## What you have to do
Show all lines from the material that carry the word "icon".

## Extracted records
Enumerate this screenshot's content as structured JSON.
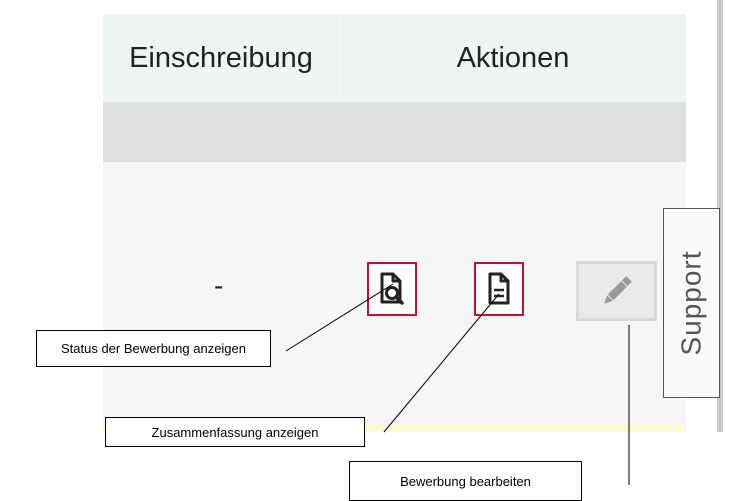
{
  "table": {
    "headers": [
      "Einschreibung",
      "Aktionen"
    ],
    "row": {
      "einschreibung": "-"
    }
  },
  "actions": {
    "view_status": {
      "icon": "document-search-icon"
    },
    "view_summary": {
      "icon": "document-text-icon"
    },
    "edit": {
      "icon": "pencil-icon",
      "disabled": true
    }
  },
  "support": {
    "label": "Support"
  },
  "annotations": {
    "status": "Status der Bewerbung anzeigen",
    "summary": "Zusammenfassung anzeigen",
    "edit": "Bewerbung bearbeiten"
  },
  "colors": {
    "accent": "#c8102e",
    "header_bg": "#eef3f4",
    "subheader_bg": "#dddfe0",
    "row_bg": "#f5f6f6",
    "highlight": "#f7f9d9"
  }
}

## Answer section
      "icon": "document-search-icon"
      "icon": "document-text-icon"
      "icon": "pencil-icon",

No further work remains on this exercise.